Information supplied »
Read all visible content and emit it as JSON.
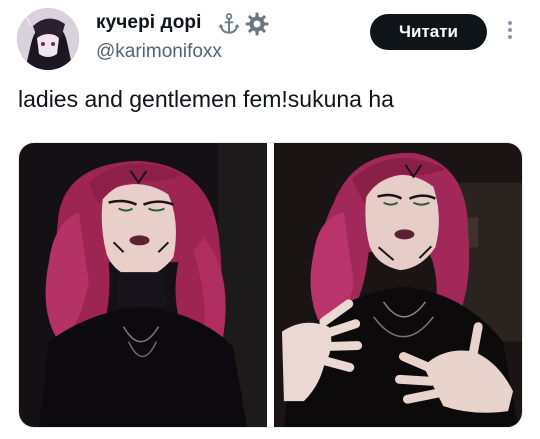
{
  "author": {
    "display_name": "кучері дорі",
    "handle": "@karimonifoxx",
    "avatar_icon": "avatar-image",
    "name_icons": [
      "anchor-icon",
      "gear-icon"
    ]
  },
  "actions": {
    "follow_label": "Читати",
    "more_icon": "more-vertical-icon"
  },
  "tweet": {
    "text": "ladies and gentlemen fem!sukuna ha"
  },
  "media": {
    "count": 2,
    "photos": [
      {
        "icon": "photo-portrait-pink-hair"
      },
      {
        "icon": "photo-portrait-hands"
      }
    ]
  },
  "colors": {
    "text": "#0f1419",
    "secondary": "#536471",
    "button_bg": "#0f1419",
    "button_text": "#ffffff",
    "hair": "#b3285f"
  }
}
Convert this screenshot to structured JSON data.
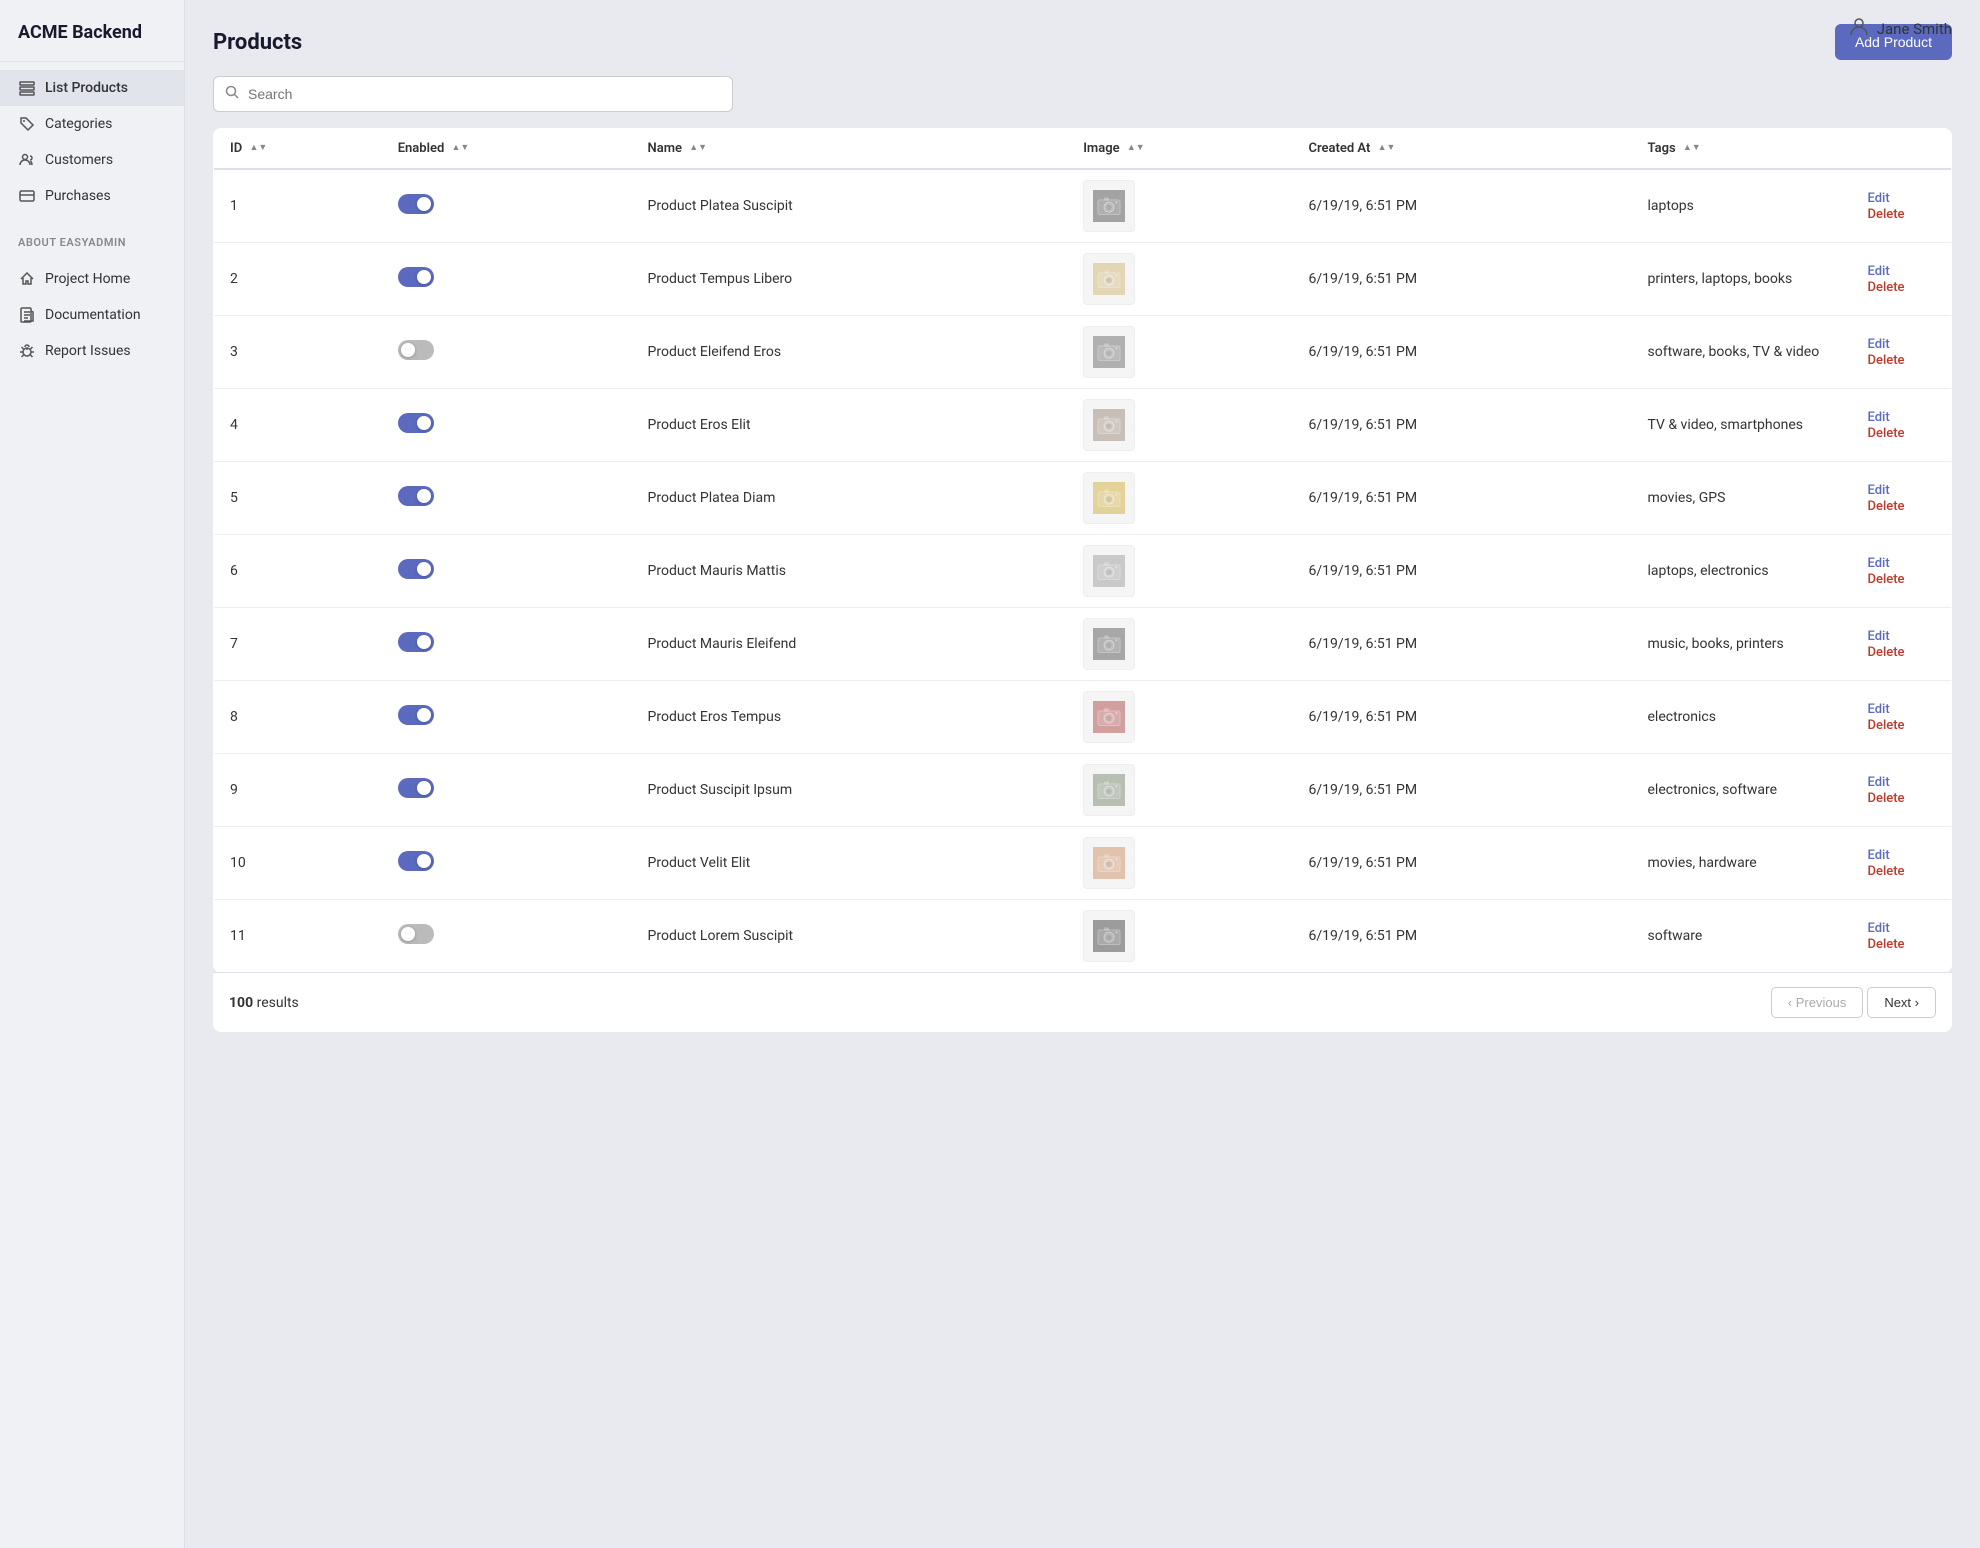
{
  "app": {
    "title": "ACME Backend"
  },
  "topbar": {
    "user_name": "Jane Smith"
  },
  "sidebar": {
    "nav_items": [
      {
        "id": "list-products",
        "label": "List Products",
        "icon": "list-icon",
        "active": true
      },
      {
        "id": "categories",
        "label": "Categories",
        "icon": "tag-icon",
        "active": false
      },
      {
        "id": "customers",
        "label": "Customers",
        "icon": "users-icon",
        "active": false
      },
      {
        "id": "purchases",
        "label": "Purchases",
        "icon": "card-icon",
        "active": false
      }
    ],
    "about_section_label": "ABOUT EASYADMIN",
    "about_items": [
      {
        "id": "project-home",
        "label": "Project Home",
        "icon": "home-icon"
      },
      {
        "id": "documentation",
        "label": "Documentation",
        "icon": "doc-icon"
      },
      {
        "id": "report-issues",
        "label": "Report Issues",
        "icon": "bug-icon"
      }
    ]
  },
  "page": {
    "title": "Products",
    "add_button_label": "Add Product",
    "search_placeholder": "Search"
  },
  "table": {
    "columns": [
      {
        "id": "id",
        "label": "ID"
      },
      {
        "id": "enabled",
        "label": "Enabled"
      },
      {
        "id": "name",
        "label": "Name"
      },
      {
        "id": "image",
        "label": "Image"
      },
      {
        "id": "created_at",
        "label": "Created At"
      },
      {
        "id": "tags",
        "label": "Tags"
      }
    ],
    "rows": [
      {
        "id": 1,
        "enabled": true,
        "name": "Product Platea Suscipit",
        "created_at": "6/19/19, 6:51 PM",
        "tags": "laptops",
        "cam_class": "cam-bg-1"
      },
      {
        "id": 2,
        "enabled": true,
        "name": "Product Tempus Libero",
        "created_at": "6/19/19, 6:51 PM",
        "tags": "printers, laptops, books",
        "cam_class": "cam-bg-2"
      },
      {
        "id": 3,
        "enabled": false,
        "name": "Product Eleifend Eros",
        "created_at": "6/19/19, 6:51 PM",
        "tags": "software, books, TV & video",
        "cam_class": "cam-bg-3"
      },
      {
        "id": 4,
        "enabled": true,
        "name": "Product Eros Elit",
        "created_at": "6/19/19, 6:51 PM",
        "tags": "TV & video, smartphones",
        "cam_class": "cam-bg-4"
      },
      {
        "id": 5,
        "enabled": true,
        "name": "Product Platea Diam",
        "created_at": "6/19/19, 6:51 PM",
        "tags": "movies, GPS",
        "cam_class": "cam-bg-5"
      },
      {
        "id": 6,
        "enabled": true,
        "name": "Product Mauris Mattis",
        "created_at": "6/19/19, 6:51 PM",
        "tags": "laptops, electronics",
        "cam_class": "cam-bg-6"
      },
      {
        "id": 7,
        "enabled": true,
        "name": "Product Mauris Eleifend",
        "created_at": "6/19/19, 6:51 PM",
        "tags": "music, books, printers",
        "cam_class": "cam-bg-7"
      },
      {
        "id": 8,
        "enabled": true,
        "name": "Product Eros Tempus",
        "created_at": "6/19/19, 6:51 PM",
        "tags": "electronics",
        "cam_class": "cam-bg-8"
      },
      {
        "id": 9,
        "enabled": true,
        "name": "Product Suscipit Ipsum",
        "created_at": "6/19/19, 6:51 PM",
        "tags": "electronics, software",
        "cam_class": "cam-bg-9"
      },
      {
        "id": 10,
        "enabled": true,
        "name": "Product Velit Elit",
        "created_at": "6/19/19, 6:51 PM",
        "tags": "movies, hardware",
        "cam_class": "cam-bg-10"
      },
      {
        "id": 11,
        "enabled": false,
        "name": "Product Lorem Suscipit",
        "created_at": "6/19/19, 6:51 PM",
        "tags": "software",
        "cam_class": "cam-bg-11"
      }
    ]
  },
  "footer": {
    "results_count": "100",
    "results_label": "results",
    "prev_label": "Previous",
    "next_label": "Next"
  },
  "actions": {
    "edit_label": "Edit",
    "delete_label": "Delete"
  }
}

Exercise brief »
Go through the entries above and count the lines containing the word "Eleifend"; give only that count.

Result below »
2